Besides having more vowels in his name than any other researcher in the field of positive psychology, Mihály Csíkszentmihályi is probably best known for his book "Flow". So what exactly is flow?
Well, there are short and long ways to define the concept of flow. The short way is to tell you that flow is roughly the equivalent to what most people refer to as being "in the zone" or "in the groove". More elaborate definitions might be that it is "the state in which people are so involved in an activity that nothing else seems to matter; the experience itself is so enjoyable that people do it even at great cost, for the sheer state of doing it."
Being such a desirable state, flow is naturally linked to happiness. The book feels that the path to happiness is a circuitous one that begins with one achieving control over the "contents of our consciousness". I'm taking that to mean that if I learn to find flow experiences, it will lead to greater happiness.

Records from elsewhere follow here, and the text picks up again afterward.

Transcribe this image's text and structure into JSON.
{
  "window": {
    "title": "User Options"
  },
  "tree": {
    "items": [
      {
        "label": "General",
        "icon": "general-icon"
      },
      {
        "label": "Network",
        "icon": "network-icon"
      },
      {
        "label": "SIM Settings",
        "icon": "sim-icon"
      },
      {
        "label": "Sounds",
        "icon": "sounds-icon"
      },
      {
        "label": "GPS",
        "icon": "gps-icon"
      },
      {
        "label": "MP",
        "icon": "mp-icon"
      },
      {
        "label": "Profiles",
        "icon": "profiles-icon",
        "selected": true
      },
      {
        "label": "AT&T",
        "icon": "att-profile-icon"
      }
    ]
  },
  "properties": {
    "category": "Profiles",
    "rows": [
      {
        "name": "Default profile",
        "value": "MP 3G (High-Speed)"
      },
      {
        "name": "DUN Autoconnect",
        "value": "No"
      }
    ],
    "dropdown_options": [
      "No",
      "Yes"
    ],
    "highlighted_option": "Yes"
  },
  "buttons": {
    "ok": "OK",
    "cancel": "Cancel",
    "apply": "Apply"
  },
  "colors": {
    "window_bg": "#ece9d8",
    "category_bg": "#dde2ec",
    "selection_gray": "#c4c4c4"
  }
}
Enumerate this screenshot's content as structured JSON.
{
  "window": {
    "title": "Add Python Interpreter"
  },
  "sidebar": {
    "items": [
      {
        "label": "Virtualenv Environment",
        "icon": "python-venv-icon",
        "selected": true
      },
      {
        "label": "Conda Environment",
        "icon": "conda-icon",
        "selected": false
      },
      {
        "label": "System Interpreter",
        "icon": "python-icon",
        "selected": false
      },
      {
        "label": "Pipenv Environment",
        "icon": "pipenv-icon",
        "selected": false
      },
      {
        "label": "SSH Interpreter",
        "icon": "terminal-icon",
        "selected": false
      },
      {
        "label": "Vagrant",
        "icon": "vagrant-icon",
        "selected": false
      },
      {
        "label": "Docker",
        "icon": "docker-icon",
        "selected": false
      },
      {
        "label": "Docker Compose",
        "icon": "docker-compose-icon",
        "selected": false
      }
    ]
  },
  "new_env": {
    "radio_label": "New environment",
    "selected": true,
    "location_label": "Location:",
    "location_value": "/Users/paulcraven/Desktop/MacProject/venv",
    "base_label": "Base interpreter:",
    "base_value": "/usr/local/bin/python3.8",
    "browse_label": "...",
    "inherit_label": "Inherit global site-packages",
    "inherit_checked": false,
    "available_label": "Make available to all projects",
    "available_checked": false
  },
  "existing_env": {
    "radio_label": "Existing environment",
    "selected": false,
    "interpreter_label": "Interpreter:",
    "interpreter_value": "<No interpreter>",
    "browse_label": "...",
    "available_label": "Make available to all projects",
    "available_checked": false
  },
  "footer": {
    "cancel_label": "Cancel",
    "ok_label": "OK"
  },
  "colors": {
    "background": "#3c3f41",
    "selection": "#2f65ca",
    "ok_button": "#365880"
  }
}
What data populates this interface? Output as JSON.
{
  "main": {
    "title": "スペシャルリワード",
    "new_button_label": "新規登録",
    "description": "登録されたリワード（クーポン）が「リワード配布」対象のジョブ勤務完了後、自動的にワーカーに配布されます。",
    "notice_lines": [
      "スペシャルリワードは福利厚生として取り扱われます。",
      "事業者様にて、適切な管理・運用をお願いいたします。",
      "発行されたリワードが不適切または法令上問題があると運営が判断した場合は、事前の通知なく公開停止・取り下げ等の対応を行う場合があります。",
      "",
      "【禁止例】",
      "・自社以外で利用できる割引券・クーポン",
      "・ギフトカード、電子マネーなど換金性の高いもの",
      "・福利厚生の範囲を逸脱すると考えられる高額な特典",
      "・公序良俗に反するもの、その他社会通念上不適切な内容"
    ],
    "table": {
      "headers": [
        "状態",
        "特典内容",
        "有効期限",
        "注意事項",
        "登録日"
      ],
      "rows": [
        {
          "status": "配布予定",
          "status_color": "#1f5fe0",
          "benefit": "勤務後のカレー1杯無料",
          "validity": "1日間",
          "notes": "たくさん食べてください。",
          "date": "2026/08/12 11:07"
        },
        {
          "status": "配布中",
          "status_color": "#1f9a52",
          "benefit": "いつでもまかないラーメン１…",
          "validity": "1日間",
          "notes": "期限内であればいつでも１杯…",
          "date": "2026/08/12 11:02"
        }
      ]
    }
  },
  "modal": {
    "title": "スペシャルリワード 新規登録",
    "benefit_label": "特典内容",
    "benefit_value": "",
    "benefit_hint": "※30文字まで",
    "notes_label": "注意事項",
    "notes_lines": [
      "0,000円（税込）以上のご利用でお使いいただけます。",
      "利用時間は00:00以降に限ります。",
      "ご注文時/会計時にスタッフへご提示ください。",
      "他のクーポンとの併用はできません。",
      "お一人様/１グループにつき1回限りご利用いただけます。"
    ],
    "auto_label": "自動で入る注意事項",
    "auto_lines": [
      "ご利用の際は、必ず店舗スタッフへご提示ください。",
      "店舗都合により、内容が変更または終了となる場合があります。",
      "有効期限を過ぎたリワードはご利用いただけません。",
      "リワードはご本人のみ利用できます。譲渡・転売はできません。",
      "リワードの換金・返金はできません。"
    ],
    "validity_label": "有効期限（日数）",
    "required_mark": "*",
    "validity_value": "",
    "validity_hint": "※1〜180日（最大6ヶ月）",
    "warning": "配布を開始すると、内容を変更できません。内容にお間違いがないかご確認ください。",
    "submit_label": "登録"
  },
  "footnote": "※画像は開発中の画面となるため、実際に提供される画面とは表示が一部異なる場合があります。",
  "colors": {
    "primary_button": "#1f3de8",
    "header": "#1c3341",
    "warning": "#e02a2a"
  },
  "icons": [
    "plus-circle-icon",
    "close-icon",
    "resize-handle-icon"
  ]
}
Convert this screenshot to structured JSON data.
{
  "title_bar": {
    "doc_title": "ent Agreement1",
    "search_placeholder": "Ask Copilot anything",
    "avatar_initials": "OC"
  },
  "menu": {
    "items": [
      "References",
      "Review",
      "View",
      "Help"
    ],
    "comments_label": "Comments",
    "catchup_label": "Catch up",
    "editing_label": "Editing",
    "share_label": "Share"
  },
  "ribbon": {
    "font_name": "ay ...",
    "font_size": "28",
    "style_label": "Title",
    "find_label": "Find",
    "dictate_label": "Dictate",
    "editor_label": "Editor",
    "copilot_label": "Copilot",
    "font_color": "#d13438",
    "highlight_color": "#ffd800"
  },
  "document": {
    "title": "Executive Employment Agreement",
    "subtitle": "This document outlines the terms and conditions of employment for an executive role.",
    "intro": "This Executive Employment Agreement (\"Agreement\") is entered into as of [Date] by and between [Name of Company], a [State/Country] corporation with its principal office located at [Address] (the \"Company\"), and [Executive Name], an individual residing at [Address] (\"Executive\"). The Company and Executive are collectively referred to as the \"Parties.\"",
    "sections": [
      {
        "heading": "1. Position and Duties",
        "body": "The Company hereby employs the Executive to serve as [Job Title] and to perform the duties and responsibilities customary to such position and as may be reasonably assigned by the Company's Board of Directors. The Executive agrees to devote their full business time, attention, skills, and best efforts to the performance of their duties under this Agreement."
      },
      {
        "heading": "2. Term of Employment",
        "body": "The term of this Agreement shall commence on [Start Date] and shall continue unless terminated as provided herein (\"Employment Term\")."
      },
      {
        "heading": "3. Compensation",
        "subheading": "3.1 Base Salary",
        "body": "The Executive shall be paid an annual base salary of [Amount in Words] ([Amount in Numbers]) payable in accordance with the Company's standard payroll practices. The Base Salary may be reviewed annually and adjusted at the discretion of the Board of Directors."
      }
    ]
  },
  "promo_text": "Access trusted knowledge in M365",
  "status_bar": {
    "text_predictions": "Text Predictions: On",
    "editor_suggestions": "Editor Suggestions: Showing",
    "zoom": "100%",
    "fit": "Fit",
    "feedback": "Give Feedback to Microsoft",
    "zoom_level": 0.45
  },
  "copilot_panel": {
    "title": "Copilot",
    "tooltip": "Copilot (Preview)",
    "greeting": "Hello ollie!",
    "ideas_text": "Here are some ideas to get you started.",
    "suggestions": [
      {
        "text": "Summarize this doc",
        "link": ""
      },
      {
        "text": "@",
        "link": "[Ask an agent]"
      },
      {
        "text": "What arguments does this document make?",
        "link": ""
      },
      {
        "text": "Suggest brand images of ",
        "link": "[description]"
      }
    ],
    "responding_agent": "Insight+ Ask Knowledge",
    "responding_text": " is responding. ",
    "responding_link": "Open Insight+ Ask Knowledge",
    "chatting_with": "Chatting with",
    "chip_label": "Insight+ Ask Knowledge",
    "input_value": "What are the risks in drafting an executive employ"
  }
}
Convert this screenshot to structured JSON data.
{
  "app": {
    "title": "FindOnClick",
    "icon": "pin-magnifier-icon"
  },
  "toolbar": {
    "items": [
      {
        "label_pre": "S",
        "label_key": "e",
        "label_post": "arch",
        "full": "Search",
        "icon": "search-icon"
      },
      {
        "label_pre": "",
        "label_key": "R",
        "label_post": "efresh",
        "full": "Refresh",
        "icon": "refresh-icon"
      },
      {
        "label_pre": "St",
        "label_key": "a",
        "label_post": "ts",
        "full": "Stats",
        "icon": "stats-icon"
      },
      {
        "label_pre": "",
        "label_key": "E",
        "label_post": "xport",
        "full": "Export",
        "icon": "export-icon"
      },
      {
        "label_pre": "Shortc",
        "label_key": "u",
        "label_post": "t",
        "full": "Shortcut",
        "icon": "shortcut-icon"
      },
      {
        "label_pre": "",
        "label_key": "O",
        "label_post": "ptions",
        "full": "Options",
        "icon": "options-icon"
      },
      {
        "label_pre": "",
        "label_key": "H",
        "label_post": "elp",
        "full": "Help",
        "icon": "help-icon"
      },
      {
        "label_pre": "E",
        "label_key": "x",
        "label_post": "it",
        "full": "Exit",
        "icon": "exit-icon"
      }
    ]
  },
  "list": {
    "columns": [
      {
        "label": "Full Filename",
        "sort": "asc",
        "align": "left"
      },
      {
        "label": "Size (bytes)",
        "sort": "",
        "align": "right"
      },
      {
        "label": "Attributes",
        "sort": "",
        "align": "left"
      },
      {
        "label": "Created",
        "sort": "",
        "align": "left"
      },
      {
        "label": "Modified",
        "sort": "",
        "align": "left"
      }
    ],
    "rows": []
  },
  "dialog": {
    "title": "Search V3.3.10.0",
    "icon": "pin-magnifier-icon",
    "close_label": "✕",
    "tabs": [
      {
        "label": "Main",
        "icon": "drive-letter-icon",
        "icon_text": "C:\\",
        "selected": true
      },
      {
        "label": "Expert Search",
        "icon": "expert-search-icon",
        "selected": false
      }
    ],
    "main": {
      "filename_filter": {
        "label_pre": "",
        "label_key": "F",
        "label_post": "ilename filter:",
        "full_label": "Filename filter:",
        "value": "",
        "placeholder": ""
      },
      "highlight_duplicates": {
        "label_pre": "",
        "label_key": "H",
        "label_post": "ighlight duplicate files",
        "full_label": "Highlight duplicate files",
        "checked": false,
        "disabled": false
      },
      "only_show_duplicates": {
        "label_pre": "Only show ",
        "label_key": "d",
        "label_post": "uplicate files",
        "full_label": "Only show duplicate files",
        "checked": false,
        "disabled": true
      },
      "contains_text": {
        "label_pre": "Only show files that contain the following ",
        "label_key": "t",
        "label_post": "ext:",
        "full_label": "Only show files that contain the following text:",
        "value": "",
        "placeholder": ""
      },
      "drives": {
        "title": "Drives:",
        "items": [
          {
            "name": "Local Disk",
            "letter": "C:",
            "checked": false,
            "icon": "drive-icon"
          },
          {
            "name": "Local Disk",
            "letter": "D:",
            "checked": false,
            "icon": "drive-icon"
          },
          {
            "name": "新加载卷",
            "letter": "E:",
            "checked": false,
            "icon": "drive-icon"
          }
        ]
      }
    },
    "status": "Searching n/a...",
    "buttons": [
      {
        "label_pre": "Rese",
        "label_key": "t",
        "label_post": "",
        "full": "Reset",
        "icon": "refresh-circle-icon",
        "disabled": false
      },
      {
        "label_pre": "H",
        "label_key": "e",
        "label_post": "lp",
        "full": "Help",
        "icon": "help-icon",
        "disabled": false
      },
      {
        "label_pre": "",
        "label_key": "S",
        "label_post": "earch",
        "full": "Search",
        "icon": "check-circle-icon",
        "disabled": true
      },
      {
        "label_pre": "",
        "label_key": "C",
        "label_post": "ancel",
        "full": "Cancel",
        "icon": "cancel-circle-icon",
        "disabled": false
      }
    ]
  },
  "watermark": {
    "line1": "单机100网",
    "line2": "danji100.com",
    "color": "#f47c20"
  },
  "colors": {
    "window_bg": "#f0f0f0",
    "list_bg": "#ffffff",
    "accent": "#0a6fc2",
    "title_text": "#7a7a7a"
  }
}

Know from the get-go that "Flow" is NOT a step-by-step book that gives you tips on how to be happy. Instead, the book summarizes years of research, so what you get when all is said and done, are general principles along with examples of how people have used them to transform their lives. The hope, then, is that you will have enough information in the book to make the transition from principles and theory, to actual practice.
In a nutshell, "Flow" is a unique and interesting book that examines the process of achieving happiness through the control of one's inner life and is a classic in it's field. Other positive psychology books I liked include "Finding Happiness in a Frustrating World".